┌──

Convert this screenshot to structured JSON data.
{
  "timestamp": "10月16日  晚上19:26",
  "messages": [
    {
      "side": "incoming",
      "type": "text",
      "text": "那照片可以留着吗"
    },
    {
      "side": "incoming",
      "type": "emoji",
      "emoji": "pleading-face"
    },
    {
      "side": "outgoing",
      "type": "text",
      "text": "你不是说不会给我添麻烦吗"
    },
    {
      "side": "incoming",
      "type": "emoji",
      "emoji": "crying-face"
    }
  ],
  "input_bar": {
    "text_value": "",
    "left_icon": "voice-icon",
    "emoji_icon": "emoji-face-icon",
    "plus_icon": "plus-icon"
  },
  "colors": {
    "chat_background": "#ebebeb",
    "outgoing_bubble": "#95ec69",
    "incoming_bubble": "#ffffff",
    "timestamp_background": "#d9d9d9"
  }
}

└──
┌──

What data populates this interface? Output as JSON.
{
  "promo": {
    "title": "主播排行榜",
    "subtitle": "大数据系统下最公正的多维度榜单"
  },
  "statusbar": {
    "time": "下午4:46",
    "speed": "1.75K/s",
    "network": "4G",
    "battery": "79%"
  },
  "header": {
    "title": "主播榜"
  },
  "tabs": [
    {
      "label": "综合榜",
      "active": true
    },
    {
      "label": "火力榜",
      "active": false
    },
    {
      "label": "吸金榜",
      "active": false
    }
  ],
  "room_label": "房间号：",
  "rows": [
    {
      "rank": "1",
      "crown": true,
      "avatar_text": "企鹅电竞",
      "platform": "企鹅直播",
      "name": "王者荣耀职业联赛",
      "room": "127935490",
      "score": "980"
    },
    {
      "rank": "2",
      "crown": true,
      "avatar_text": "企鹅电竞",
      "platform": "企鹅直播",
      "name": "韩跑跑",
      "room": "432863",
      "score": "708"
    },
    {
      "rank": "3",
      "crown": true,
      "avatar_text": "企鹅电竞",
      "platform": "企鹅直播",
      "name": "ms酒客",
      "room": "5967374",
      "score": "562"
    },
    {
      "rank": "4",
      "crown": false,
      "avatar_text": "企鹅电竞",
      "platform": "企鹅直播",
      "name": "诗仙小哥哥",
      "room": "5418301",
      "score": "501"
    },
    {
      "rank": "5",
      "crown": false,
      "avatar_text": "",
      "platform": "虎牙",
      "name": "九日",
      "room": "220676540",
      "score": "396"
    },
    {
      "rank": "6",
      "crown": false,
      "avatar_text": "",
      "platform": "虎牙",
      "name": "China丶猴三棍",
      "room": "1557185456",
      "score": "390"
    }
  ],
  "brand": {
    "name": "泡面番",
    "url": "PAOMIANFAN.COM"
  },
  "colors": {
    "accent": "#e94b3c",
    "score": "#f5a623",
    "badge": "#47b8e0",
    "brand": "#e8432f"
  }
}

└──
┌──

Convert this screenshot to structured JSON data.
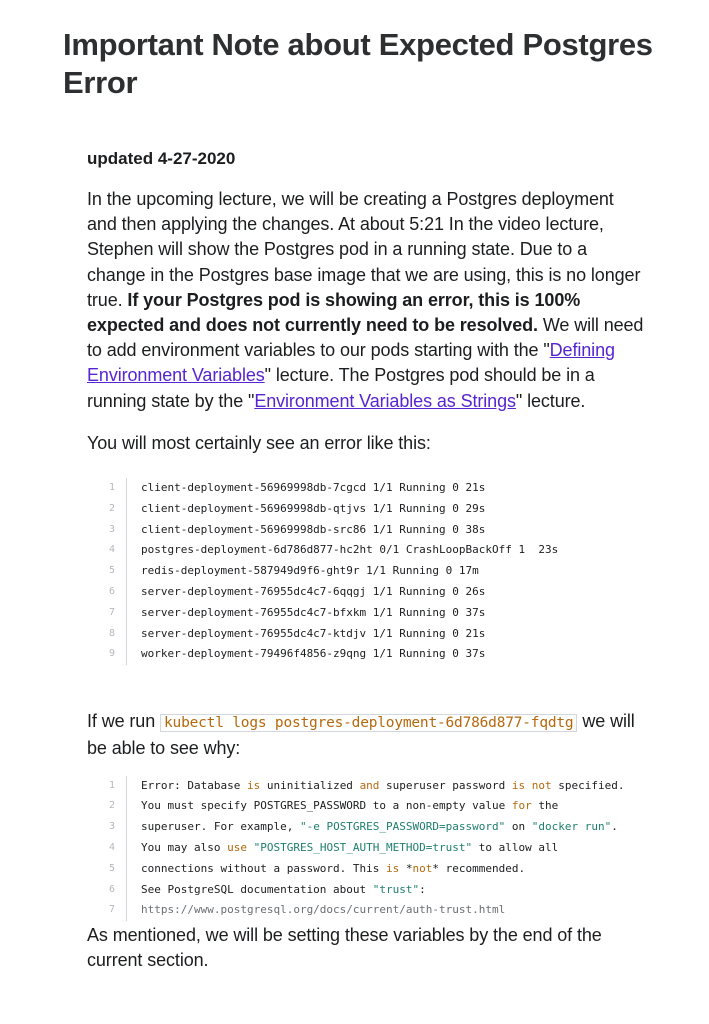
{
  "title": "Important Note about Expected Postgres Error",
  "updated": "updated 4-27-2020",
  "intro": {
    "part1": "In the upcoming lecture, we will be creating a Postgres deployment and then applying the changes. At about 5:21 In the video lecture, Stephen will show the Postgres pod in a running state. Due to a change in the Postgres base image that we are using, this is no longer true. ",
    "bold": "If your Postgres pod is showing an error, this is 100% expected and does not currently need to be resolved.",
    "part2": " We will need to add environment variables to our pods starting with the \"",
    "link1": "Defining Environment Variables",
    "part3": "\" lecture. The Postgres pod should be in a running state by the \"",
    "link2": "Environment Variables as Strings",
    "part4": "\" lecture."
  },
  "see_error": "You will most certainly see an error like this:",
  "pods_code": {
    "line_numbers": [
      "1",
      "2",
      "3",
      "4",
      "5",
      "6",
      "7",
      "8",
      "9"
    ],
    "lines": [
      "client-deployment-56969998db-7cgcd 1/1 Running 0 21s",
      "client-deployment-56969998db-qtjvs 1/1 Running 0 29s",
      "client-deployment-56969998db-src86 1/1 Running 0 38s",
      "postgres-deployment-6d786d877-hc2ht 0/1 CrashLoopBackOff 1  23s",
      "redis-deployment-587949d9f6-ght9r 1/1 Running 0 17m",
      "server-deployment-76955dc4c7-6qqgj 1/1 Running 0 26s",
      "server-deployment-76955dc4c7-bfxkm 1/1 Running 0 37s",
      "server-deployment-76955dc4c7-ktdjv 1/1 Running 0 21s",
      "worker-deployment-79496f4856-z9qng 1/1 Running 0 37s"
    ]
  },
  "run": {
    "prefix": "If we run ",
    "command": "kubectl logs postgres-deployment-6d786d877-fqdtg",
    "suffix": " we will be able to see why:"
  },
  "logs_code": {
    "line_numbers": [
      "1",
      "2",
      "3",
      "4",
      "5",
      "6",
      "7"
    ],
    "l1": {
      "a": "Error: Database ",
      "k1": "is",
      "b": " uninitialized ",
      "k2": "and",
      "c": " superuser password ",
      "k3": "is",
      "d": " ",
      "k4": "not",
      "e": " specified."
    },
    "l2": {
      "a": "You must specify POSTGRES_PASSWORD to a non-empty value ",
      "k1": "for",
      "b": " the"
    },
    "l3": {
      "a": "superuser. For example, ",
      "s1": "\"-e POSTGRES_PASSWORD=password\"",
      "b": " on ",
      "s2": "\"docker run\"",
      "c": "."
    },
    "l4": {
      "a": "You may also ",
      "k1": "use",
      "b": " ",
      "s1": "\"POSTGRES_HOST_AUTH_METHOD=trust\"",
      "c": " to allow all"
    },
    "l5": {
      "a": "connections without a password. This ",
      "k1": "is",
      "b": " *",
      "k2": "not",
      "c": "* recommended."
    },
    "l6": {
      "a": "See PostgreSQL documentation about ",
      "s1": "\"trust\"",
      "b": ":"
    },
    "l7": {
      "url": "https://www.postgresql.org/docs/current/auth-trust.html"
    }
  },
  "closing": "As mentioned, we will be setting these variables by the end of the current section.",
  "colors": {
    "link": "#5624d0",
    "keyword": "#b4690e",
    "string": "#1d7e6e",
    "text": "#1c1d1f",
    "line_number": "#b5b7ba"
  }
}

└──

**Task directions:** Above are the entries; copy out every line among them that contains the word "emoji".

**Output for this task:**
      "type": "emoji",
      "emoji": "pleading-face"
      "type": "emoji",
      "emoji": "crying-face"
    "emoji_icon": "emoji-face-icon",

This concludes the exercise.